Molly stood on a small blanket in a shopping cart. The small pup's tail wagged at near the speed of light as everyone walking by gave her a smile and pat. No one showed worry as they walked by, even though Molly is a pit bull.
"Pit bulls, unfortunately, have a bad reputation, but they're so lovable," Pit Bull Crew founder Jeanette Jolly said.
The Pit Bull Crew organized a dog wash as one of several fundraising efforts. Started in 2010, the group works to provide pit bulls with basic care and help in finding an adoptive home for the often-stigmatized dogs.
"There are too many dog-fighting circles around here," Jolly said. "Many of our pit bulls are bait dogs or are involved in another way."
Bait dogs are a terrible part of dog fighting, acting as a punching bag for larger dogs, Jolly explained. The best fighting dogs can be worth $100,000 or more, so the horrific "sport" will likely continue for some time.
When a bait dog or other fighting pit bull is found, bite scars and punctures are common. Some are taken to shelters, and the Pit Bull Crew gets involved, helping spay, neuter and provide medical care for the pit bulls and a few other breeds, such as Dobermans and Rottweilers.
However, the several youth informational sessions are one of the group's best parts, Jolly said.
"We reach out to local community groups and schools to tell kids about dogs— how to safely play with them and straighten some misconceptions about pit bulls," Jolly explained.
While there are some fostering of the lovable and better-behaved pit bulls, many are kept at local shelters before joining the crew on outings.
"People love to play with the dogs when we bring them out," Pit Bull Crew President Carey Kendzior said. "Many get adopted right there."
Several pit bulls went to the dog wash outside Rural King Supply in Bonita Springs, all happy to see anyone walking by. Several other pups also went to get a fresh scrub, donating to the small charity organization.

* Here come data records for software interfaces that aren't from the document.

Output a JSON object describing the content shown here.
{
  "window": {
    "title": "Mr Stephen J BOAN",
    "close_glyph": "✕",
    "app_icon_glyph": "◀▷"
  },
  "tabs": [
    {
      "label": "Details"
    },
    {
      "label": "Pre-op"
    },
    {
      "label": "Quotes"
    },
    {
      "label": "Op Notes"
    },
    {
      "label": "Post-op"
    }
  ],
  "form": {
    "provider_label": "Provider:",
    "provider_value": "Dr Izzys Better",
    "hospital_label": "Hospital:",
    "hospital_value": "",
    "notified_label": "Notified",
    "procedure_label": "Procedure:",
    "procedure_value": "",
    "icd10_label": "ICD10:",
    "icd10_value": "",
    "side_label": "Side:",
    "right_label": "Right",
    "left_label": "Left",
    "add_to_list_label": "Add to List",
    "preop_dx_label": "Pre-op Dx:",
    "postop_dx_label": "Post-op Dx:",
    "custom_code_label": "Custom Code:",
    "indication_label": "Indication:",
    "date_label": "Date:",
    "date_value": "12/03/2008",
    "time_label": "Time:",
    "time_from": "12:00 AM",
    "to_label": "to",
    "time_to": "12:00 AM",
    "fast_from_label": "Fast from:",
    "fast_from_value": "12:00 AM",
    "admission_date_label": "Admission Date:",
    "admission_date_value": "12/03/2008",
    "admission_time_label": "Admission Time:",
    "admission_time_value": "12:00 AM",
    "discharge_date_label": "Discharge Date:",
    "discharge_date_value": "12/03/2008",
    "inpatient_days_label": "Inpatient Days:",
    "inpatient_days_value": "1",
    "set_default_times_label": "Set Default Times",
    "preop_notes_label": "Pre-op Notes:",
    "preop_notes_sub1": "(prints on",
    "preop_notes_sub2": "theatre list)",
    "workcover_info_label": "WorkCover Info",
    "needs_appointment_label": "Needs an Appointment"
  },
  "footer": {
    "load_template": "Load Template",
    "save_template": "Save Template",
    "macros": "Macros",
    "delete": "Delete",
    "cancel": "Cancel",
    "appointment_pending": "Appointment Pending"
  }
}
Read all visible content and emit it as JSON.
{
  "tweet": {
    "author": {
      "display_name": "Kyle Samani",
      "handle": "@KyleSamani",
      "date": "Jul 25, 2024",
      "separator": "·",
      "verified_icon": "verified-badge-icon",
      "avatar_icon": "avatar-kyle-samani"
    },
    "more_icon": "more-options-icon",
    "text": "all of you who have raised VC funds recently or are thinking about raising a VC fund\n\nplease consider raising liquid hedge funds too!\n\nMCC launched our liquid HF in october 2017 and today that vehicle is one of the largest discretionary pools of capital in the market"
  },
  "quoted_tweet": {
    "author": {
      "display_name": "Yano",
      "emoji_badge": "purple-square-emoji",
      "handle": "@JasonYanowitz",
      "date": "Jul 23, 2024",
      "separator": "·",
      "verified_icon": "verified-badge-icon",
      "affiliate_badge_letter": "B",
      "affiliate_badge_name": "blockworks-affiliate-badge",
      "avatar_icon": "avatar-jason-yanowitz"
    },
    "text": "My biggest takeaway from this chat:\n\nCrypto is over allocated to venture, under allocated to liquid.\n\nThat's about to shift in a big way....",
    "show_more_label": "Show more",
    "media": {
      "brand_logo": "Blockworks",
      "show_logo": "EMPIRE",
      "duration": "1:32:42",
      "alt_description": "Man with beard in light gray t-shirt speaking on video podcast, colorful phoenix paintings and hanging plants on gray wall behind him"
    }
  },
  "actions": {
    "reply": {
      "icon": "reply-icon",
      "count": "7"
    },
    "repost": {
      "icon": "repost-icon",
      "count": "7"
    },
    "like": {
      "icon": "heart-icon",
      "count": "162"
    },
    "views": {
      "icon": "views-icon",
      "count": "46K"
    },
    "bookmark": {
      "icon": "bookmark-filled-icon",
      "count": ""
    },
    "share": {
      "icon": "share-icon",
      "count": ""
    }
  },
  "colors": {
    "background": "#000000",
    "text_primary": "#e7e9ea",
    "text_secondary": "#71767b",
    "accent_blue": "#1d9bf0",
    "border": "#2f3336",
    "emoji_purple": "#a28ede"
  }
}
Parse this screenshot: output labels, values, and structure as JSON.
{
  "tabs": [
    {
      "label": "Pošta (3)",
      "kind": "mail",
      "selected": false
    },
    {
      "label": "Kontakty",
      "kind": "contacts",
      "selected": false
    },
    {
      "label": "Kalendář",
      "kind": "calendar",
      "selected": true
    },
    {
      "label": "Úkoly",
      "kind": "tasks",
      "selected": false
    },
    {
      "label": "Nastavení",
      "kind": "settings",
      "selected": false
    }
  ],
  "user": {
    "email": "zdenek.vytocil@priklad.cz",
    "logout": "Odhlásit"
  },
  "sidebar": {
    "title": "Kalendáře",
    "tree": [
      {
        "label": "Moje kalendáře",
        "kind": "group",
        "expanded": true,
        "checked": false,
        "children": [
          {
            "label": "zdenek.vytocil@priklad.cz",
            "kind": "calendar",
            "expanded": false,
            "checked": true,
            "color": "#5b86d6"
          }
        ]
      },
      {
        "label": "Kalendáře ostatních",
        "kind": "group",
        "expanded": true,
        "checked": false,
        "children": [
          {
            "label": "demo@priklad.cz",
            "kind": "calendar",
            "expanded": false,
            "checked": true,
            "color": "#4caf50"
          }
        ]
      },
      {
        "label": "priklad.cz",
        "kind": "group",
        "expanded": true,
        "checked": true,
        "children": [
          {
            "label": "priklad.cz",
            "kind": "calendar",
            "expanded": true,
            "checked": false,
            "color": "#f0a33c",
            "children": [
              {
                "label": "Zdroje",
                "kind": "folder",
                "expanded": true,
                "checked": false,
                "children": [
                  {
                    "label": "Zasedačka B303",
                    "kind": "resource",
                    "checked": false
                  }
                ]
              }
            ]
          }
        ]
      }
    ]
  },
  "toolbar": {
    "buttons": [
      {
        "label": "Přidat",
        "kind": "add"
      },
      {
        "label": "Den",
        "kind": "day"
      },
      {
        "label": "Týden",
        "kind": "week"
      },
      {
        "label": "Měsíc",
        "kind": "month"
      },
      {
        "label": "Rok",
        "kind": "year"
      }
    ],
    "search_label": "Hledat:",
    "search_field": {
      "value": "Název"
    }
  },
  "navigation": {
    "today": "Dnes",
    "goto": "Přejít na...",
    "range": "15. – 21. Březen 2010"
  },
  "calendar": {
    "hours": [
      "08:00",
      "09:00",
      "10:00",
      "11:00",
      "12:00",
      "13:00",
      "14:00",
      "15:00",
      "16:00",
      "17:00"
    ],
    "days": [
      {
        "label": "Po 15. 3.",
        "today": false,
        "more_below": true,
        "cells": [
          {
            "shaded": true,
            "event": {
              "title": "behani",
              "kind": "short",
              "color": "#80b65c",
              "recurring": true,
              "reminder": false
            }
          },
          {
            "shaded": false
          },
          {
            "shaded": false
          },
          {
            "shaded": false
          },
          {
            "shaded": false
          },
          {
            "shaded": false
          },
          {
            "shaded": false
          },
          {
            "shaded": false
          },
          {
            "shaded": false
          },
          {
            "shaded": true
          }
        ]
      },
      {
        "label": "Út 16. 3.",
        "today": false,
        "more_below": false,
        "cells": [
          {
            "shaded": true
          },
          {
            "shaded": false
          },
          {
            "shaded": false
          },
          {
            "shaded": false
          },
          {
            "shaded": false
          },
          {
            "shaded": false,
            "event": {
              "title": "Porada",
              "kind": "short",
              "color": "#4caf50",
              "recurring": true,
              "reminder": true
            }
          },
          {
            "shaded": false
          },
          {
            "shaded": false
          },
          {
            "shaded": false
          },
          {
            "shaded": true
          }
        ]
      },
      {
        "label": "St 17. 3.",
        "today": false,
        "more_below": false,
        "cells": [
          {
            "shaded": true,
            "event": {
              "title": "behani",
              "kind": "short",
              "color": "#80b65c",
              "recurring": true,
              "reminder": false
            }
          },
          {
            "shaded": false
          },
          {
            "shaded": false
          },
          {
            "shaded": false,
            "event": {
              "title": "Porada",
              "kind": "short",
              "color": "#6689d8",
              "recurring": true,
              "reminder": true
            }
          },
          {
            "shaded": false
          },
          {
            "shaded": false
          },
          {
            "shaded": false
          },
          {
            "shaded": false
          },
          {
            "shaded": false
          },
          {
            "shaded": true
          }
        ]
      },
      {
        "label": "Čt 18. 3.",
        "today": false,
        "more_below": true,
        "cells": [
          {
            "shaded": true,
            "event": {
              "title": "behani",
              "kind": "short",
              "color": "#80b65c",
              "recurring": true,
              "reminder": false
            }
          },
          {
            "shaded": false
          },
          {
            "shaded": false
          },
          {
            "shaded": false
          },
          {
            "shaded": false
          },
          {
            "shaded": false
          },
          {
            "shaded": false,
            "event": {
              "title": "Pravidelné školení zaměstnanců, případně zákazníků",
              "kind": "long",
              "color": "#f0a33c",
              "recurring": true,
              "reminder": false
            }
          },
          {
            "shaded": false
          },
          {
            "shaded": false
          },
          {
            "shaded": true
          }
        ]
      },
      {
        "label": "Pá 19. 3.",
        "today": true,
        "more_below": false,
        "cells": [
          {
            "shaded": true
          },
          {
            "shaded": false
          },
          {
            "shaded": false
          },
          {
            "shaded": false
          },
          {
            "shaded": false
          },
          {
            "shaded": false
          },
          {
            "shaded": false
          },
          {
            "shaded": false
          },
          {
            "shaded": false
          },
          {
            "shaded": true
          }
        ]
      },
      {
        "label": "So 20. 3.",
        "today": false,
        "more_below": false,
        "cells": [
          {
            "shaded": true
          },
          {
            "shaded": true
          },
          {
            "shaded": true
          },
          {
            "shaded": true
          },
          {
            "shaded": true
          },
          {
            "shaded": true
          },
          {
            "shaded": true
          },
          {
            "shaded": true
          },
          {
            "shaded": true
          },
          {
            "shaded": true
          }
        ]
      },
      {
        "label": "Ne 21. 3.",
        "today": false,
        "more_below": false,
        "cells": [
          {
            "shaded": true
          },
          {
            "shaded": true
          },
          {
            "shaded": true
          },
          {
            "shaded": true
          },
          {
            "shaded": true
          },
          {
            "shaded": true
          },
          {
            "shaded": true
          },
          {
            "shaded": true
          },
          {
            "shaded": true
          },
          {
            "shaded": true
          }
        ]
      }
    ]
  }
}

T-shirts, hats and scarves lined a table to people to purchase.
Bill Campos Jr. and his wife, Robin, stopped at the merchandise table inside the store, settling on a scarf and a couple of shirts. The couple adopted a pit bull last year and have embraced the breed.
"It's all about their environment," Bill Campos said. "If they have a loving environment with plenty of great human contact, they'll be great dogs. I'm a firm believer that everything deserves a second chance."
Their dog Bogey, named after actor Humphrey Bogart, was found wandering the streets at 6 months old. He bounced around shelters until ending with the Campos family and is a lovable and quite excitable dog, Robin Campos said.
"When we told our daughter we got a pit bull, she said she was never coming to our house again," Robin Campos said. "When we finally got her and my grandson to come over, we let (Bogey) out of his cage. He charged at the two and started licking them. Now my grandson comes to see our dog instead of us."
Volunteers host several events throughout the year, including drives at Bass Pro Shop and Harley-Davidson retailers.